§ **Task brief**:
An exact copy of every entry is needed, with the images left out.

(Beginning of Data under study)

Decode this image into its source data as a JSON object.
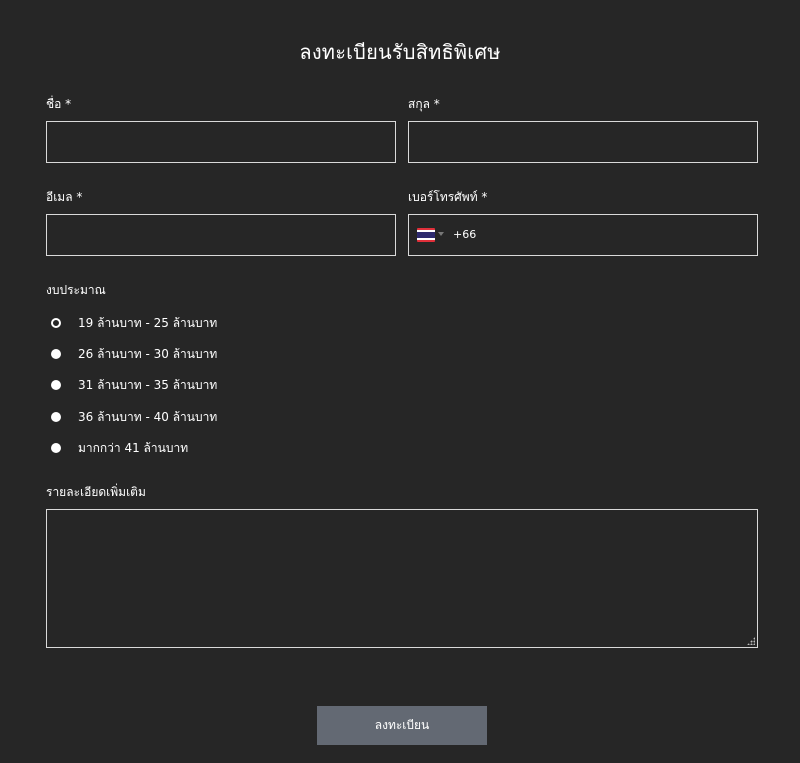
{
  "form": {
    "title": "ลงทะเบียนรับสิทธิพิเศษ",
    "first_name": {
      "label": "ชื่อ *",
      "value": ""
    },
    "last_name": {
      "label": "สกุล *",
      "value": ""
    },
    "email": {
      "label": "อีเมล *",
      "value": ""
    },
    "phone": {
      "label": "เบอร์โทรศัพท์ *",
      "country": "Thailand",
      "dial_code": "+66",
      "value": ""
    },
    "budget": {
      "label": "งบประมาณ",
      "options": [
        {
          "label": "19 ล้านบาท - 25 ล้านบาท",
          "selected": true
        },
        {
          "label": "26 ล้านบาท - 30 ล้านบาท",
          "selected": false
        },
        {
          "label": "31 ล้านบาท - 35 ล้านบาท",
          "selected": false
        },
        {
          "label": "36 ล้านบาท - 40 ล้านบาท",
          "selected": false
        },
        {
          "label": "มากกว่า 41 ล้านบาท",
          "selected": false
        }
      ]
    },
    "details": {
      "label": "รายละเอียดเพิ่มเติม",
      "value": ""
    },
    "submit_label": "ลงทะเบียน"
  },
  "colors": {
    "background": "#262626",
    "text": "#ffffff",
    "border": "#d9d9d9",
    "button": "#636973"
  }
}
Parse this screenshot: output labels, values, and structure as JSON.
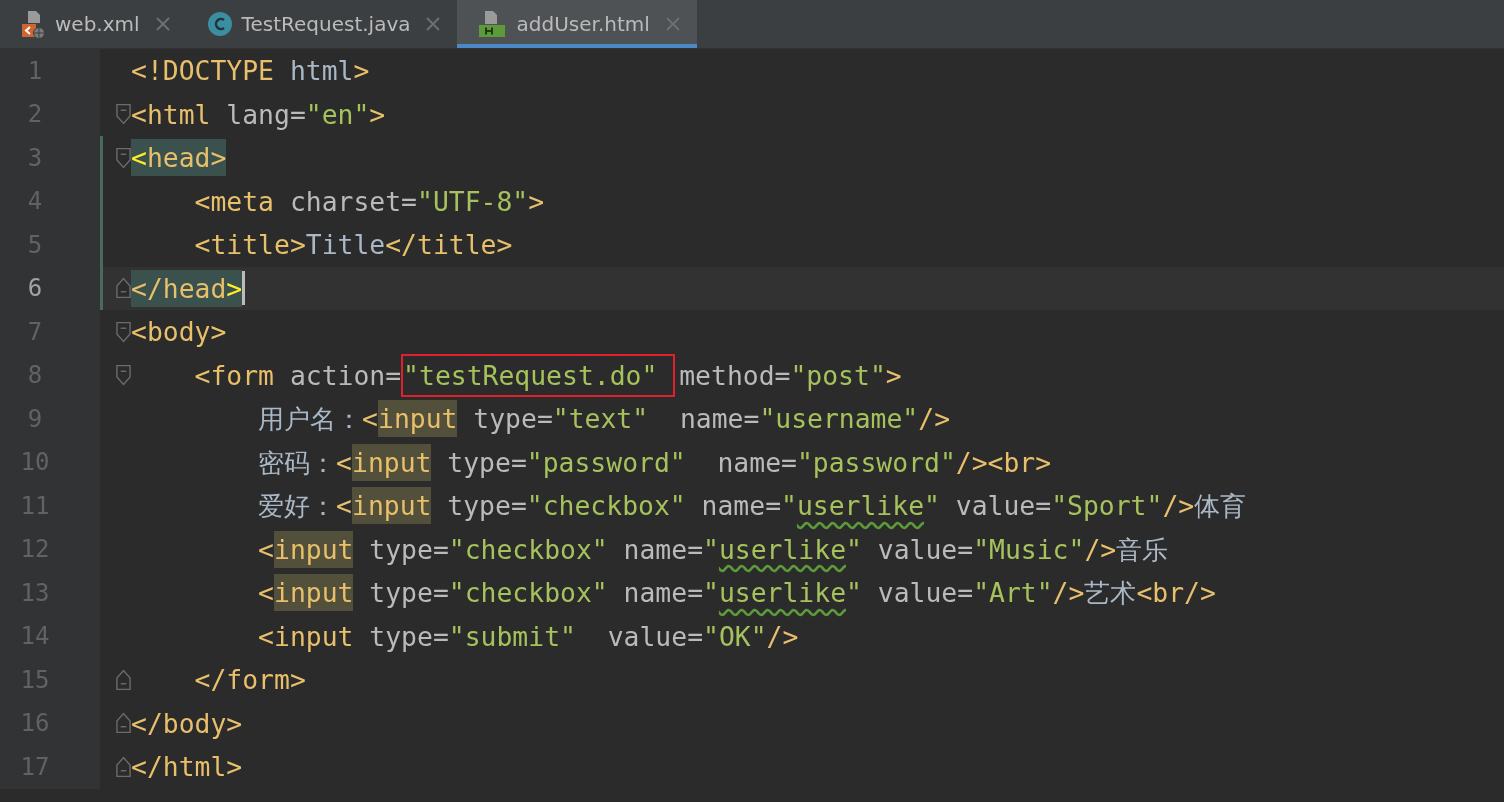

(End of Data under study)

§ **Result of this task**:
Decode this image into its source data as a JSON object.
{
  "form": {
    "title": "ลงทะเบียนรับสิทธิพิเศษ",
    "first_name": {
      "label": "ชื่อ *",
      "value": ""
    },
    "last_name": {
      "label": "สกุล *",
      "value": ""
    },
    "email": {
      "label": "อีเมล *",
      "value": ""
    },
    "phone": {
      "label": "เบอร์โทรศัพท์ *",
      "country": "Thailand",
      "dial_code": "+66",
      "value": ""
    },
    "budget": {
      "label": "งบประมาณ",
      "options": [
        {
          "label": "19 ล้านบาท - 25 ล้านบาท",
          "selected": true
        },
        {
          "label": "26 ล้านบาท - 30 ล้านบาท",
          "selected": false
        },
        {
          "label": "31 ล้านบาท - 35 ล้านบาท",
          "selected": false
        },
        {
          "label": "36 ล้านบาท - 40 ล้านบาท",
          "selected": false
        },
        {
          "label": "มากกว่า 41 ล้านบาท",
          "selected": false
        }
      ]
    },
    "details": {
      "label": "รายละเอียดเพิ่มเติม",
      "value": ""
    },
    "submit_label": "ลงทะเบียน"
  },
  "colors": {
    "background": "#262626",
    "text": "#ffffff",
    "border": "#d9d9d9",
    "button": "#636973"
  }
}
Parse this screenshot: output labels, values, and structure as JSON.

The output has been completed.